In 2014 Guillero del Toro’s horror/science fiction series, The Strain, debuted on cable television. The show offered a new twist on a classic vampire theme. Viewers could forget about garlic and crosses. This vampire was beyond such novelty remedies. Silver and UV radiation would come in handy, though. These would be valuable weapons against the modern plague that was about to descend on New York City, and then the world. For those who persevered through four seasons of this series, there was another ally, more powerful than any other: ethical integrity. It turned out that the only way the vampire race could win was if humans failed in their moral obligation to stand with other humans and resist the monsters, even if that resistance put their own lives at risk.
I thought of del Toro this morning as I read an article about volunteer dog blood donors. The horror of this concept settled on me even before I viewed pictures that showed cages where these “volunteers” were confined in preparation for blood withdrawal. I thought of the blood farms in The Strain, in which humans are hooked up to tubes and drained of their essence so that vampires might live. What human, I wondered, what class of person, thought up a dog donor blood farm?
The Association of Veterinarians for Animal Rights, now consolidated with the Humane Society Veterinary Medical Association, provides guidelines for treatment of dog blood donors. The society states that such dogs should be companion animals who are taken to the veterinarian for the purpose of donating blood. I watched a YouTube video in which a donor dog appeared to fit this description. The dog was extremely cooperative and did not appear to be distressed at any point. Still…the whole thing had a sort of Munchausen syndrome by proxy feel to it. The dog was giving its 32nd (!) blood donation.
Of course, when our pets are sick, we want there to be a cure. If our pets require a transfusion, we want that blood to be available, to give them life. But we should tread carefully. That blood comes from a donor, a donor who cannot rightly be called a volunteer. How can a dog volunteer? Oversight must be scrupulous.
Considering what it costs the donor dog to give blood, it should cost the recipient animal nothing. If this is truly an altruistic undertaking, remove money from the equation. There should be no monetary incentive for anyone to collect or receive dog donor blood. Neither the owner of the pet, the vet who collects the blood nor the vet who administers the blood to a sick animal should receive compensation, except the joy of healing an animal. The donor pet can receive treats, however.

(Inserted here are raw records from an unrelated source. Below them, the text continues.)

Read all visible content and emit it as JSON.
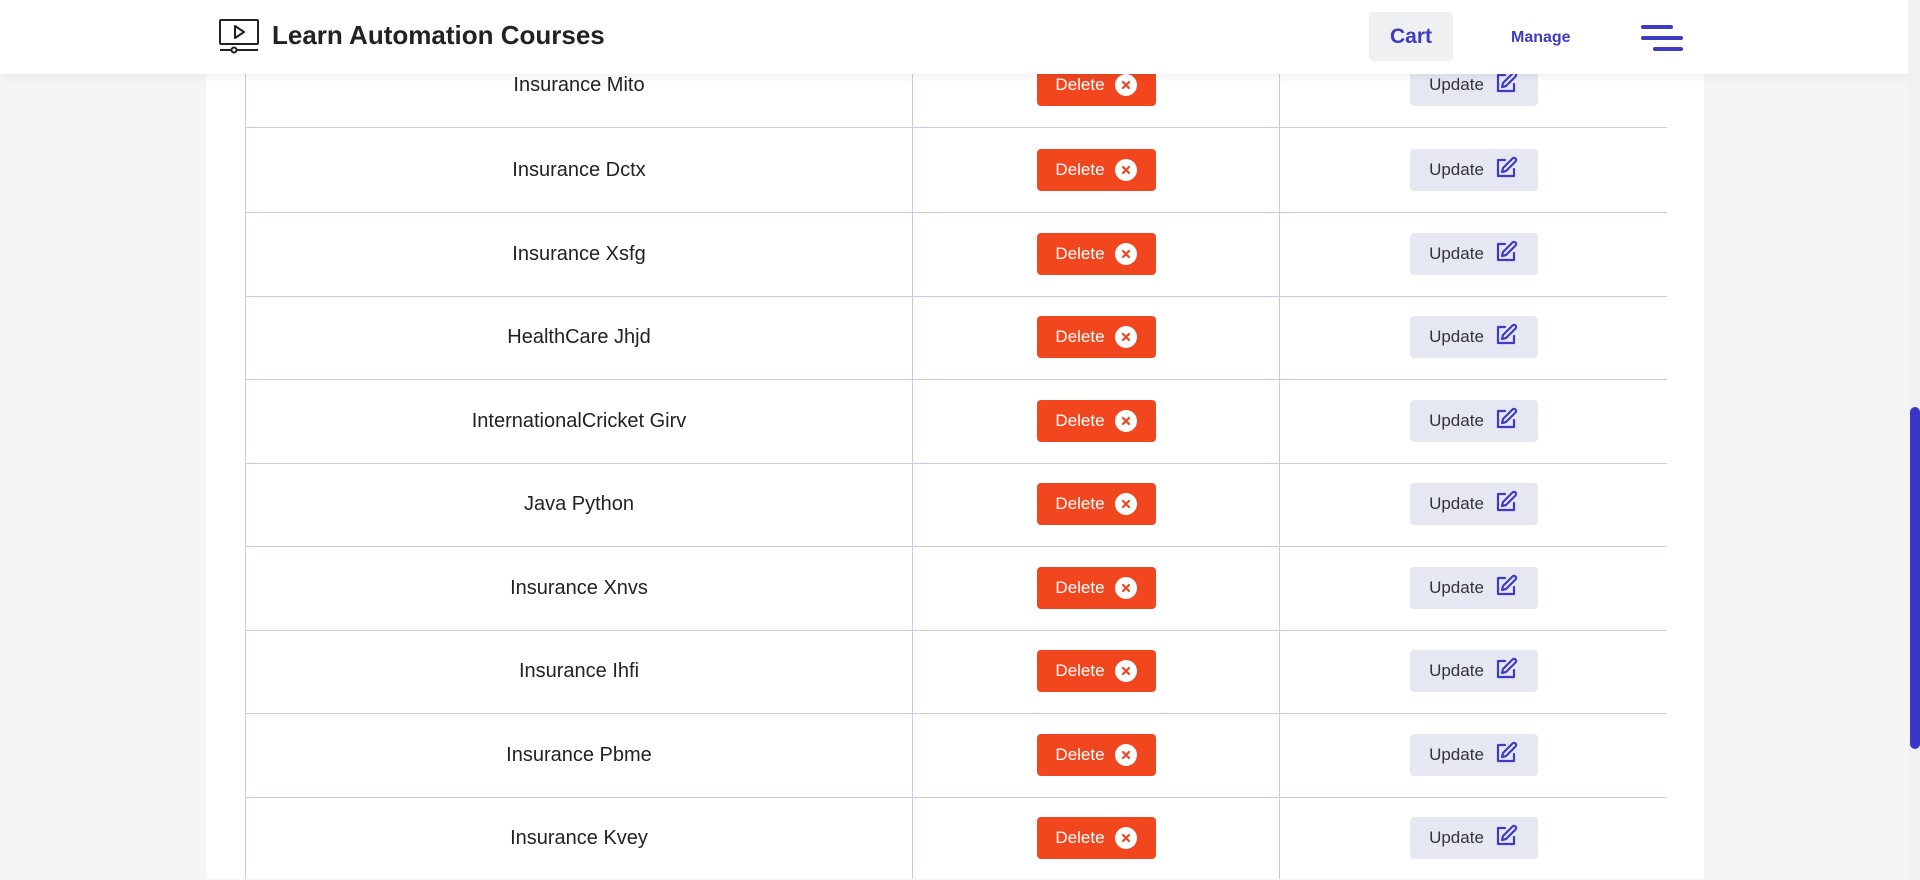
{
  "header": {
    "title": "Learn Automation Courses",
    "logo_icon": "video-player-icon",
    "cart_label": "Cart",
    "manage_label": "Manage",
    "menu_icon": "hamburger-menu-icon"
  },
  "table": {
    "rows": [
      {
        "name": "Insurance Mito",
        "delete_label": "Delete",
        "update_label": "Update"
      },
      {
        "name": "Insurance Dctx",
        "delete_label": "Delete",
        "update_label": "Update"
      },
      {
        "name": "Insurance Xsfg",
        "delete_label": "Delete",
        "update_label": "Update"
      },
      {
        "name": "HealthCare Jhjd",
        "delete_label": "Delete",
        "update_label": "Update"
      },
      {
        "name": "InternationalCricket Girv",
        "delete_label": "Delete",
        "update_label": "Update"
      },
      {
        "name": "Java Python",
        "delete_label": "Delete",
        "update_label": "Update"
      },
      {
        "name": "Insurance Xnvs",
        "delete_label": "Delete",
        "update_label": "Update"
      },
      {
        "name": "Insurance Ihfi",
        "delete_label": "Delete",
        "update_label": "Update"
      },
      {
        "name": "Insurance Pbme",
        "delete_label": "Delete",
        "update_label": "Update"
      },
      {
        "name": "Insurance Kvey",
        "delete_label": "Delete",
        "update_label": "Update"
      }
    ]
  },
  "colors": {
    "accent": "#3f3cc2",
    "delete": "#f2461f",
    "update_bg": "#e5e8f3",
    "grid_line": "#c9c9ee"
  }
}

When our life, or the life of someone (including our pet) is on the line, it’s difficult to consider the moral implications of our behavior. But that’s the time when morality is most helpful. The temptation to choose our own interest over the well being of another is quite strong. As sentient humans, we have the ability to resist the temptation, to make an ethical choice. If we fail in our moral obligation to protect animals who cannot make a voluntary decision, then what use is our sentience? What ethical distinction is there between a person who views helpless animals as a blood source and del Toro’s monster vampires on The Strain?